Pulmonary function testing assesses how effectively your lungs work. There are various ways of performing pulmonary function testing, including:
A spirometer is an instrument that measures how much air is entering and exiting your lungs. Spirometry also records the air’s speed as it leaves your lungs.
Plethysmography measures the quantity of air you can hold in your lungs. It also calculates how much air is left after you breathe out as far as you can.
A gas diffusion test assesses diffusion capacity — how efficiently oxygen and carbon dioxide in your lungs move into your bloodstream.
Methacholine causes your airways to narrow, like an asthma trigger. If you experience asthma symptoms when you inhale methacholine, it indicates you have the disease.
An arterial blood gas test measures the carbon dioxide and oxygen in your arterial blood. It also records your blood’s pH level.
Exercise testing involves using a treadmill or stationary bike while attached to machines that assess your lung function.
Dr. Weinberg might also give you a bronchodilator. This drug opens up your airways, which enables him to evaluate the improvement in your lung function with medication.
Pulmonary function testing forms part of the diagnostic process. Dr. Weinberg might require you to have one or more of these tests if you’re experiencing symptoms like:
Pulmonary function testing also helps assess how well your treatment for a lung disorder is working.
Pulmonary function testing is usually a painless, in-office procedure that should only take a short time. Dr. Weinberg has a fully equipped pulmonary function testing facility on-site.

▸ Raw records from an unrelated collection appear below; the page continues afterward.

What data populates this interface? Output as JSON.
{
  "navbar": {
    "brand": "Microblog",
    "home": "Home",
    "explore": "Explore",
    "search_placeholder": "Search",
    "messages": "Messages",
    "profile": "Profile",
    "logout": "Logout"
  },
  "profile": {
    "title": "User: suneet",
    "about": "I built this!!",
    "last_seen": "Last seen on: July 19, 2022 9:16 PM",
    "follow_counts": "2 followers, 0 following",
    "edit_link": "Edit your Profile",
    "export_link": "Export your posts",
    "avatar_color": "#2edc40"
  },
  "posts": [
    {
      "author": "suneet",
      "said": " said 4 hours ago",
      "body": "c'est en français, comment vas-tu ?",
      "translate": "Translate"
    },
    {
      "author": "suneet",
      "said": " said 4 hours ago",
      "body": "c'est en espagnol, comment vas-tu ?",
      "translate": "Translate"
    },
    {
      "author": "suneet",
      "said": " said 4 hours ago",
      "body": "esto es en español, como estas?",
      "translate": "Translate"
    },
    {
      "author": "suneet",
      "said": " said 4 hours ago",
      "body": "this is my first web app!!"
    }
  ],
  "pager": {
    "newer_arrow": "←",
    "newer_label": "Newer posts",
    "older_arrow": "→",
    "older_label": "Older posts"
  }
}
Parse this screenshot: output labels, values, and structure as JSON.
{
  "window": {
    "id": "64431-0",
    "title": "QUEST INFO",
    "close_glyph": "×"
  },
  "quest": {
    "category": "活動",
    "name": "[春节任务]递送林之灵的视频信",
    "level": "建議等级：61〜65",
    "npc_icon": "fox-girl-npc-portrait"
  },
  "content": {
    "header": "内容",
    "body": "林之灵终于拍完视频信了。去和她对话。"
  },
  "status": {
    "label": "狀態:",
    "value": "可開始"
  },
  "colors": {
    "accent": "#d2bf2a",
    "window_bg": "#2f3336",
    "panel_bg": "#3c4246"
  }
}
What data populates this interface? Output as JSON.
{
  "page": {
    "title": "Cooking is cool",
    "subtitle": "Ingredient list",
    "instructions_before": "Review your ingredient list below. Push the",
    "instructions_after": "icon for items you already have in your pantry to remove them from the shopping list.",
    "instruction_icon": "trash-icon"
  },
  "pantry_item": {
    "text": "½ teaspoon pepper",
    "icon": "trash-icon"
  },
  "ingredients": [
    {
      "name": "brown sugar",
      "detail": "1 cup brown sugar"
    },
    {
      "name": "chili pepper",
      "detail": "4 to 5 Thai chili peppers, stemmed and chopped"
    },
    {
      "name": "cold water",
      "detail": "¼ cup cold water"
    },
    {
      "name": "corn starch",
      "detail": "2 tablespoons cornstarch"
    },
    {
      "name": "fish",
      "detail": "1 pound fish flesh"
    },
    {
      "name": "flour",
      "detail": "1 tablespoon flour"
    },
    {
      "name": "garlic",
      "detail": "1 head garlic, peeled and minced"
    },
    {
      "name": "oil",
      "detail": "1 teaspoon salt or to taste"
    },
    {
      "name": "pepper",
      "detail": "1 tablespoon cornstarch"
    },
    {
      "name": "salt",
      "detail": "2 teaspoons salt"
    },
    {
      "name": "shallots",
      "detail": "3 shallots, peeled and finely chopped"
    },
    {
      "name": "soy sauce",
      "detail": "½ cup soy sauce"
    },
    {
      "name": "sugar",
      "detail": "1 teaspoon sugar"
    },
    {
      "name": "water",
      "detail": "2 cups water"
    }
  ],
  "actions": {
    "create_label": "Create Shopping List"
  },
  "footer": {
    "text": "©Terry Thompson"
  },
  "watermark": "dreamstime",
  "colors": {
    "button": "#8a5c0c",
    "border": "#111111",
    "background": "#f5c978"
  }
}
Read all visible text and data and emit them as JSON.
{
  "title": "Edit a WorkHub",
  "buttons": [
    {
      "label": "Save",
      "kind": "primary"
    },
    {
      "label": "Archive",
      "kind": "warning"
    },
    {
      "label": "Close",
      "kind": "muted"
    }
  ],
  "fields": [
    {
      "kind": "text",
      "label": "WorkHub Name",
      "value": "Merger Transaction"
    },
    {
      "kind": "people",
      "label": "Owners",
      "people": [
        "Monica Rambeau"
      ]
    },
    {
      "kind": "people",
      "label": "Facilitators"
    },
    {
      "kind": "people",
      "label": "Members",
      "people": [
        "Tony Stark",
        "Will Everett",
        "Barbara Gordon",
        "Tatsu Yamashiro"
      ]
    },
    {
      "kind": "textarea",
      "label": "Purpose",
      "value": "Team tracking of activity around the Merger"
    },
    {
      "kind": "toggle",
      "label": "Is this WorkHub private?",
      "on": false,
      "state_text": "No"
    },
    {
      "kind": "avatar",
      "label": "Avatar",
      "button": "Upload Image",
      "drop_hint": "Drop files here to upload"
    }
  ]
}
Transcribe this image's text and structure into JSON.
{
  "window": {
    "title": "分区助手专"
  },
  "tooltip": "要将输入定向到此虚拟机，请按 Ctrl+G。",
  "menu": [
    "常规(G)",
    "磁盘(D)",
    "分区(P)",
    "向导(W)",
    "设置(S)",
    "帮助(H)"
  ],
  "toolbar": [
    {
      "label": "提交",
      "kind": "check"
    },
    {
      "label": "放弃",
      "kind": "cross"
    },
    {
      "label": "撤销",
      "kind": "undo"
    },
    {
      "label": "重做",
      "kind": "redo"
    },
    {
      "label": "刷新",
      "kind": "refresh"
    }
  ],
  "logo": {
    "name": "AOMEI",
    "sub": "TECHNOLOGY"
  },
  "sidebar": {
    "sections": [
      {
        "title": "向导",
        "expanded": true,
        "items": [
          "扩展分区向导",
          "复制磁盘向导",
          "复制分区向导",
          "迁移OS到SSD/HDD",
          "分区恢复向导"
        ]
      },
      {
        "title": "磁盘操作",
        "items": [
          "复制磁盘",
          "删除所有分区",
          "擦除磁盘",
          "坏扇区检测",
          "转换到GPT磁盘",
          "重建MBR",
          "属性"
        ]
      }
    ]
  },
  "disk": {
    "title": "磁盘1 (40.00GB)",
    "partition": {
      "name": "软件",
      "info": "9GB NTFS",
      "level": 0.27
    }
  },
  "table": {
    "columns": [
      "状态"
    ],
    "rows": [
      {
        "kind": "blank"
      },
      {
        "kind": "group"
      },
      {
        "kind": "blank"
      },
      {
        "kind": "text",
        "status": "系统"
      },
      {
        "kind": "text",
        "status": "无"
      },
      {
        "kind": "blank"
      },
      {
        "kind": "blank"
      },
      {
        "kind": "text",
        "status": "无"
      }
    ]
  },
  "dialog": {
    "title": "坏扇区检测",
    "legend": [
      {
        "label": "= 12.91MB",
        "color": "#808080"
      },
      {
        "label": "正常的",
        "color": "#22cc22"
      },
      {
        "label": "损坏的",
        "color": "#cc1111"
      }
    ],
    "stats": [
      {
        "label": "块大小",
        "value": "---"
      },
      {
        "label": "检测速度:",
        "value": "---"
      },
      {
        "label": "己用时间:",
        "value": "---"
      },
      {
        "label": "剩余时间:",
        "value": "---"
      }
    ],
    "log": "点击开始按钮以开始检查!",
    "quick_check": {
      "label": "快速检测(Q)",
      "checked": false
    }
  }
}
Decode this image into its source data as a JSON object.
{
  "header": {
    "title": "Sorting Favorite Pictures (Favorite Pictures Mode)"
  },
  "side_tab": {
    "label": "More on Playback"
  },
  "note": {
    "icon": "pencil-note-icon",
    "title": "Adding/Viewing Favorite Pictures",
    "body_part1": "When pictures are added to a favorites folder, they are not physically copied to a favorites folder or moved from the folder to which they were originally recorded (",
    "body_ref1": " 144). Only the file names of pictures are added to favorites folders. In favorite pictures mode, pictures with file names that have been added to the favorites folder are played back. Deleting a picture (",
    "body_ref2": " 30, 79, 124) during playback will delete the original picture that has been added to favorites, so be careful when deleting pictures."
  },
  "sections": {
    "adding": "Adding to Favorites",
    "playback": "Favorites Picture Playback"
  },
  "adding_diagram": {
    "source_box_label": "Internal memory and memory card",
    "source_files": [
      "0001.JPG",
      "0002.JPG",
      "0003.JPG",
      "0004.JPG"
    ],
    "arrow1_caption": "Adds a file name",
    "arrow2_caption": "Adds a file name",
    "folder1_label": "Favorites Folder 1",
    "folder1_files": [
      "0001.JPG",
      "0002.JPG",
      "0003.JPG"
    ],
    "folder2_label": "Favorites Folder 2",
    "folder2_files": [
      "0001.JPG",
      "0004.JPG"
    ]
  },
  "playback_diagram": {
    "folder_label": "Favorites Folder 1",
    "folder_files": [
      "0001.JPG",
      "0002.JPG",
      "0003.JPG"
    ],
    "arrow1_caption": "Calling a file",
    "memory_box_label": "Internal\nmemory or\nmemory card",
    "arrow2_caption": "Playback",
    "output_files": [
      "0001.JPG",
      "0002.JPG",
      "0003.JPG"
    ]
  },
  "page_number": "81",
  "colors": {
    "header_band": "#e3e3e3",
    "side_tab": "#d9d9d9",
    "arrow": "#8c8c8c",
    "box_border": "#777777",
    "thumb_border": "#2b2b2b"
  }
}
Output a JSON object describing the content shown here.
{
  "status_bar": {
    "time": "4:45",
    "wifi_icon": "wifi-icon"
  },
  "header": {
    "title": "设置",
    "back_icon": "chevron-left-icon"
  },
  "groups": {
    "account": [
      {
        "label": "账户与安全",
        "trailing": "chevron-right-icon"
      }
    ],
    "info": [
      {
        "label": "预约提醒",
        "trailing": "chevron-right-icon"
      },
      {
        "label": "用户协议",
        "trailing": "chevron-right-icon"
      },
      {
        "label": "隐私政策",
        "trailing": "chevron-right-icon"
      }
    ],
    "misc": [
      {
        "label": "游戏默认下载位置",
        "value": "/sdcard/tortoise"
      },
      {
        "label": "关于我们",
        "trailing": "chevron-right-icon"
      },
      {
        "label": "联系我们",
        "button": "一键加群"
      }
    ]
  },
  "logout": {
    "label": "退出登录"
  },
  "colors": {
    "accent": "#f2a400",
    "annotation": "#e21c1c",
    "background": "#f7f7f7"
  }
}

The method used for each test varies. A spirometry test requires you to breathe as directed into a mouthpiece. You might have to breathe in specific ways during pulmonary function testing. For example, breathing in deeply, holding your breath, or pushing as much air as possible out of your lungs. To learn more about pulmonary function testing, call Barry J Weinberg, MD, today or book an appointment online.